[Data records for software interfaces]
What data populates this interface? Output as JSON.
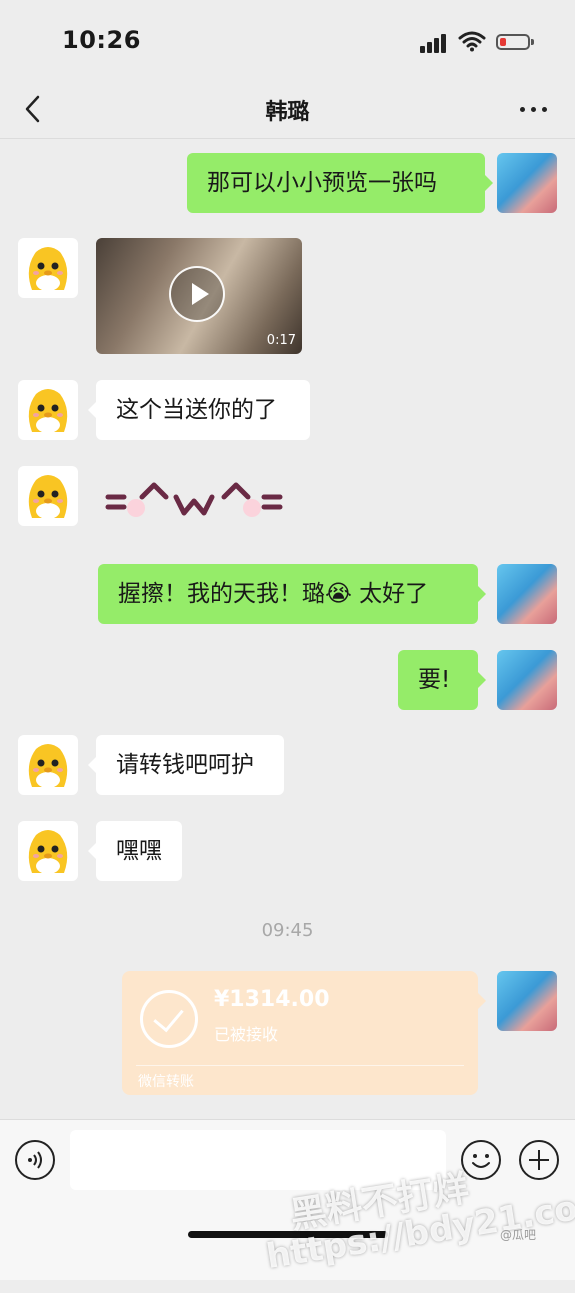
{
  "status_bar": {
    "time": "10:26"
  },
  "nav": {
    "title": "韩璐"
  },
  "messages": [
    {
      "from": "self",
      "text": "那可以小小预览一张吗"
    },
    {
      "from": "contact",
      "type": "video",
      "duration": "0:17"
    },
    {
      "from": "contact",
      "text": "这个当送你的了"
    },
    {
      "from": "contact",
      "type": "sticker",
      "kaomoji": "=^w^="
    },
    {
      "from": "self",
      "text": "握擦！我的天我！璐😭 太好了"
    },
    {
      "from": "self",
      "text": "要!"
    },
    {
      "from": "contact",
      "text": "请转钱吧呵护"
    },
    {
      "from": "contact",
      "text": "嘿嘿"
    }
  ],
  "timestamp": "09:45",
  "transfer": {
    "amount": "¥1314.00",
    "status": "已被接收",
    "source": "微信转账",
    "color": "#fde6cc"
  },
  "input": {
    "placeholder": ""
  },
  "icons": {
    "back": "back-chevron-icon",
    "more": "more-dots-icon",
    "voice": "voice-icon",
    "emoji": "emoji-icon",
    "plus": "plus-icon"
  },
  "colors": {
    "outgoing_bubble": "#95ec69",
    "incoming_bubble": "#ffffff",
    "background": "#ededed"
  },
  "watermark": {
    "line1": "黑料不打烊",
    "line2": "https://bdy21.co",
    "tag": "@瓜吧"
  }
}
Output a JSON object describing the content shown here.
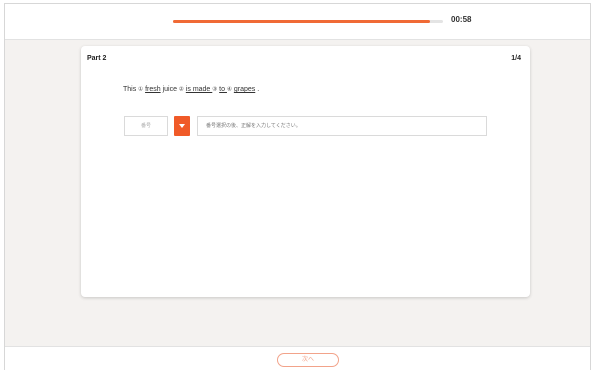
{
  "header": {
    "progress_fraction": 0.95,
    "timer": "00:58",
    "accent_color": "#f06a35"
  },
  "card": {
    "part_title": "Part 2",
    "page_count": "1/4",
    "question": {
      "w0": "This ",
      "n1": "①",
      "w1": "fresh",
      "w1b": " juice ",
      "n2": "②",
      "w2": "is made ",
      "n3": "③",
      "w3": "to ",
      "n4": "④",
      "w4": "grapes",
      "end": "."
    },
    "answer": {
      "select_value": "番号",
      "dropdown_icon": "chevron-down-icon",
      "input_placeholder": "番号選択の後、正解を入力してください。"
    }
  },
  "footer": {
    "next_label": "次へ"
  }
}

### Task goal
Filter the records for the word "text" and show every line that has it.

### Task answer
      "text": "那可以小小预览一张吗"
      "text": "这个当送你的了"
      "text": "握擦！我的天我！璐😭 太好了"
      "text": "要!"
      "text": "请转钱吧呵护"
      "text": "嘿嘿"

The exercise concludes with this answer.